EXERCISE DETAILS: Please set down each record exactly as it appears, but leave out any pictures.

INPUT:
——

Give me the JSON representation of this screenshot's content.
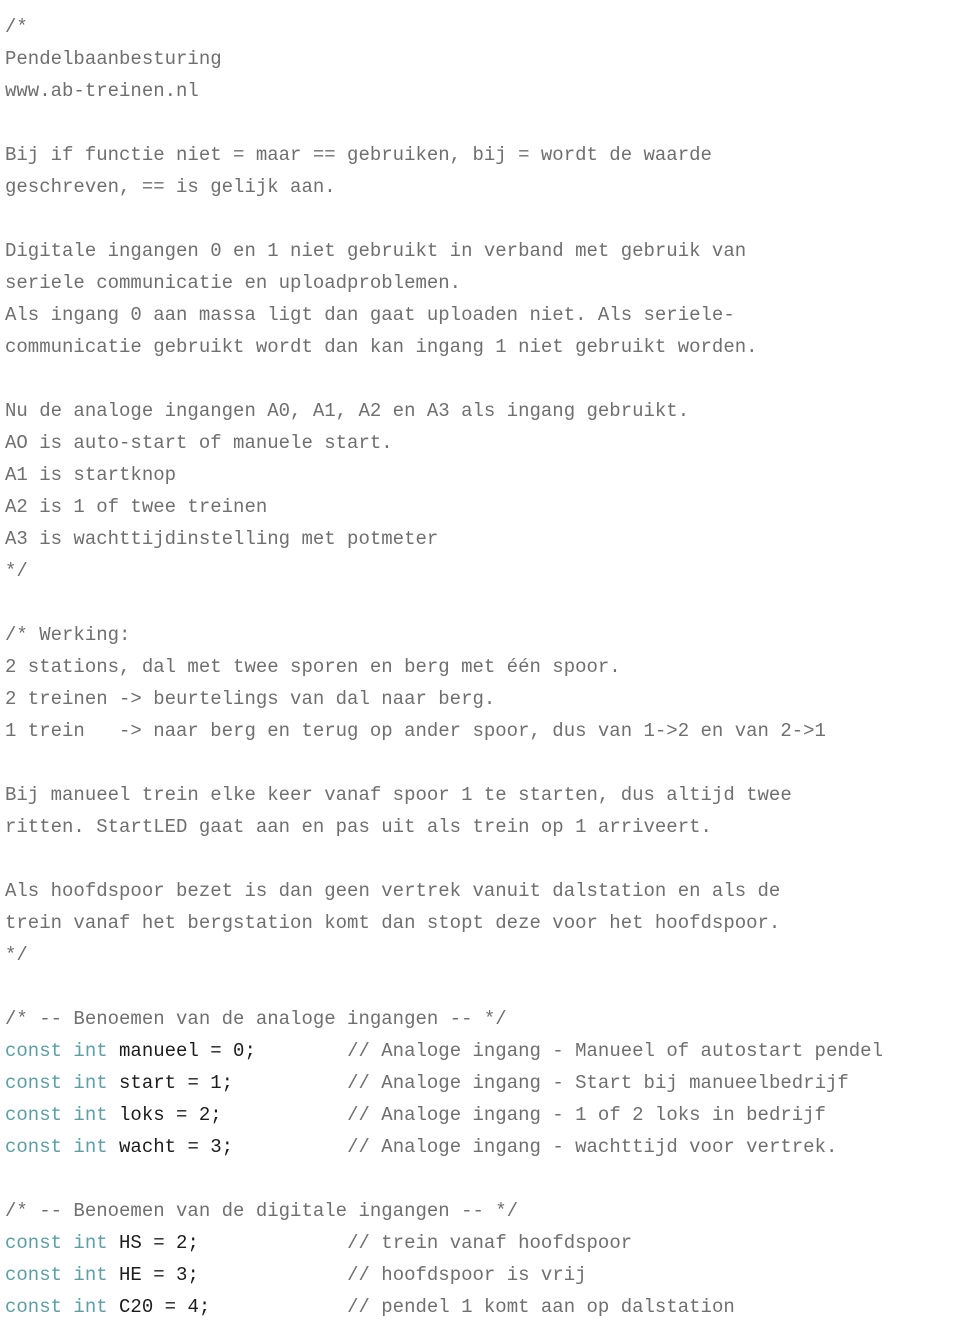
{
  "document": {
    "kind": "source-code-listing",
    "language": "arduino-c",
    "title": "Pendelbaanbesturing",
    "website": "www.ab-treinen.nl",
    "colors": {
      "background": "#ffffff",
      "comment": "#6f6f6f",
      "keyword": "#5e9ea4",
      "identifier": "#1c1c1c"
    }
  },
  "lines": [
    {
      "type": "comment",
      "text": "/*"
    },
    {
      "type": "comment",
      "text": "Pendelbaanbesturing"
    },
    {
      "type": "comment",
      "text": "www.ab-treinen.nl"
    },
    {
      "type": "blank",
      "text": ""
    },
    {
      "type": "comment",
      "text": "Bij if functie niet = maar == gebruiken, bij = wordt de waarde"
    },
    {
      "type": "comment",
      "text": "geschreven, == is gelijk aan."
    },
    {
      "type": "blank",
      "text": ""
    },
    {
      "type": "comment",
      "text": "Digitale ingangen 0 en 1 niet gebruikt in verband met gebruik van"
    },
    {
      "type": "comment",
      "text": "seriele communicatie en uploadproblemen."
    },
    {
      "type": "comment",
      "text": "Als ingang 0 aan massa ligt dan gaat uploaden niet. Als seriele-"
    },
    {
      "type": "comment",
      "text": "communicatie gebruikt wordt dan kan ingang 1 niet gebruikt worden."
    },
    {
      "type": "blank",
      "text": ""
    },
    {
      "type": "comment",
      "text": "Nu de analoge ingangen A0, A1, A2 en A3 als ingang gebruikt."
    },
    {
      "type": "comment",
      "text": "AO is auto-start of manuele start."
    },
    {
      "type": "comment",
      "text": "A1 is startknop"
    },
    {
      "type": "comment",
      "text": "A2 is 1 of twee treinen"
    },
    {
      "type": "comment",
      "text": "A3 is wachttijdinstelling met potmeter"
    },
    {
      "type": "comment",
      "text": "*/"
    },
    {
      "type": "blank",
      "text": ""
    },
    {
      "type": "comment",
      "text": "/* Werking:"
    },
    {
      "type": "comment",
      "text": "2 stations, dal met twee sporen en berg met één spoor."
    },
    {
      "type": "comment",
      "text": "2 treinen -> beurtelings van dal naar berg."
    },
    {
      "type": "comment",
      "text": "1 trein   -> naar berg en terug op ander spoor, dus van 1->2 en van 2->1"
    },
    {
      "type": "blank",
      "text": ""
    },
    {
      "type": "comment",
      "text": "Bij manueel trein elke keer vanaf spoor 1 te starten, dus altijd twee"
    },
    {
      "type": "comment",
      "text": "ritten. StartLED gaat aan en pas uit als trein op 1 arriveert."
    },
    {
      "type": "blank",
      "text": ""
    },
    {
      "type": "comment",
      "text": "Als hoofdspoor bezet is dan geen vertrek vanuit dalstation en als de"
    },
    {
      "type": "comment",
      "text": "trein vanaf het bergstation komt dan stopt deze voor het hoofdspoor."
    },
    {
      "type": "comment",
      "text": "*/"
    },
    {
      "type": "blank",
      "text": ""
    },
    {
      "type": "comment",
      "text": "/* -- Benoemen van de analoge ingangen -- */"
    },
    {
      "type": "decl",
      "keyword": "const int ",
      "decl": "manueel = 0;",
      "pad": "        ",
      "comment": "// Analoge ingang - Manueel of autostart pendel"
    },
    {
      "type": "decl",
      "keyword": "const int ",
      "decl": "start = 1;",
      "pad": "          ",
      "comment": "// Analoge ingang - Start bij manueelbedrijf"
    },
    {
      "type": "decl",
      "keyword": "const int ",
      "decl": "loks = 2;",
      "pad": "           ",
      "comment": "// Analoge ingang - 1 of 2 loks in bedrijf"
    },
    {
      "type": "decl",
      "keyword": "const int ",
      "decl": "wacht = 3;",
      "pad": "          ",
      "comment": "// Analoge ingang - wachttijd voor vertrek."
    },
    {
      "type": "blank",
      "text": ""
    },
    {
      "type": "comment",
      "text": "/* -- Benoemen van de digitale ingangen -- */"
    },
    {
      "type": "decl",
      "keyword": "const int ",
      "decl": "HS = 2;",
      "pad": "             ",
      "comment": "// trein vanaf hoofdspoor"
    },
    {
      "type": "decl",
      "keyword": "const int ",
      "decl": "HE = 3;",
      "pad": "             ",
      "comment": "// hoofdspoor is vrij"
    },
    {
      "type": "decl",
      "keyword": "const int ",
      "decl": "C20 = 4;",
      "pad": "            ",
      "comment": "// pendel 1 komt aan op dalstation"
    }
  ]
}
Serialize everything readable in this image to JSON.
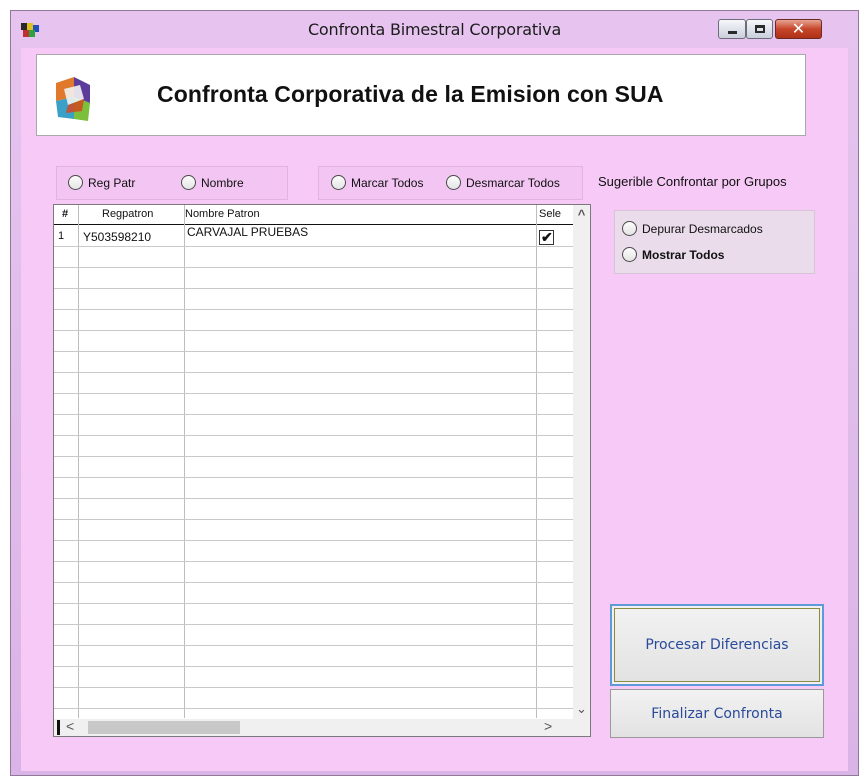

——

TASK RESPONSE:
Give me the JSON representation of this screenshot's content.
{
  "document": {
    "kind": "source-code-listing",
    "language": "arduino-c",
    "title": "Pendelbaanbesturing",
    "website": "www.ab-treinen.nl",
    "colors": {
      "background": "#ffffff",
      "comment": "#6f6f6f",
      "keyword": "#5e9ea4",
      "identifier": "#1c1c1c"
    }
  },
  "lines": [
    {
      "type": "comment",
      "text": "/*"
    },
    {
      "type": "comment",
      "text": "Pendelbaanbesturing"
    },
    {
      "type": "comment",
      "text": "www.ab-treinen.nl"
    },
    {
      "type": "blank",
      "text": ""
    },
    {
      "type": "comment",
      "text": "Bij if functie niet = maar == gebruiken, bij = wordt de waarde"
    },
    {
      "type": "comment",
      "text": "geschreven, == is gelijk aan."
    },
    {
      "type": "blank",
      "text": ""
    },
    {
      "type": "comment",
      "text": "Digitale ingangen 0 en 1 niet gebruikt in verband met gebruik van"
    },
    {
      "type": "comment",
      "text": "seriele communicatie en uploadproblemen."
    },
    {
      "type": "comment",
      "text": "Als ingang 0 aan massa ligt dan gaat uploaden niet. Als seriele-"
    },
    {
      "type": "comment",
      "text": "communicatie gebruikt wordt dan kan ingang 1 niet gebruikt worden."
    },
    {
      "type": "blank",
      "text": ""
    },
    {
      "type": "comment",
      "text": "Nu de analoge ingangen A0, A1, A2 en A3 als ingang gebruikt."
    },
    {
      "type": "comment",
      "text": "AO is auto-start of manuele start."
    },
    {
      "type": "comment",
      "text": "A1 is startknop"
    },
    {
      "type": "comment",
      "text": "A2 is 1 of twee treinen"
    },
    {
      "type": "comment",
      "text": "A3 is wachttijdinstelling met potmeter"
    },
    {
      "type": "comment",
      "text": "*/"
    },
    {
      "type": "blank",
      "text": ""
    },
    {
      "type": "comment",
      "text": "/* Werking:"
    },
    {
      "type": "comment",
      "text": "2 stations, dal met twee sporen en berg met één spoor."
    },
    {
      "type": "comment",
      "text": "2 treinen -> beurtelings van dal naar berg."
    },
    {
      "type": "comment",
      "text": "1 trein   -> naar berg en terug op ander spoor, dus van 1->2 en van 2->1"
    },
    {
      "type": "blank",
      "text": ""
    },
    {
      "type": "comment",
      "text": "Bij manueel trein elke keer vanaf spoor 1 te starten, dus altijd twee"
    },
    {
      "type": "comment",
      "text": "ritten. StartLED gaat aan en pas uit als trein op 1 arriveert."
    },
    {
      "type": "blank",
      "text": ""
    },
    {
      "type": "comment",
      "text": "Als hoofdspoor bezet is dan geen vertrek vanuit dalstation en als de"
    },
    {
      "type": "comment",
      "text": "trein vanaf het bergstation komt dan stopt deze voor het hoofdspoor."
    },
    {
      "type": "comment",
      "text": "*/"
    },
    {
      "type": "blank",
      "text": ""
    },
    {
      "type": "comment",
      "text": "/* -- Benoemen van de analoge ingangen -- */"
    },
    {
      "type": "decl",
      "keyword": "const int ",
      "decl": "manueel = 0;",
      "pad": "        ",
      "comment": "// Analoge ingang - Manueel of autostart pendel"
    },
    {
      "type": "decl",
      "keyword": "const int ",
      "decl": "start = 1;",
      "pad": "          ",
      "comment": "// Analoge ingang - Start bij manueelbedrijf"
    },
    {
      "type": "decl",
      "keyword": "const int ",
      "decl": "loks = 2;",
      "pad": "           ",
      "comment": "// Analoge ingang - 1 of 2 loks in bedrijf"
    },
    {
      "type": "decl",
      "keyword": "const int ",
      "decl": "wacht = 3;",
      "pad": "          ",
      "comment": "// Analoge ingang - wachttijd voor vertrek."
    },
    {
      "type": "blank",
      "text": ""
    },
    {
      "type": "comment",
      "text": "/* -- Benoemen van de digitale ingangen -- */"
    },
    {
      "type": "decl",
      "keyword": "const int ",
      "decl": "HS = 2;",
      "pad": "             ",
      "comment": "// trein vanaf hoofdspoor"
    },
    {
      "type": "decl",
      "keyword": "const int ",
      "decl": "HE = 3;",
      "pad": "             ",
      "comment": "// hoofdspoor is vrij"
    },
    {
      "type": "decl",
      "keyword": "const int ",
      "decl": "C20 = 4;",
      "pad": "            ",
      "comment": "// pendel 1 komt aan op dalstation"
    }
  ]
}
Serialize everything readable in this image to JSON.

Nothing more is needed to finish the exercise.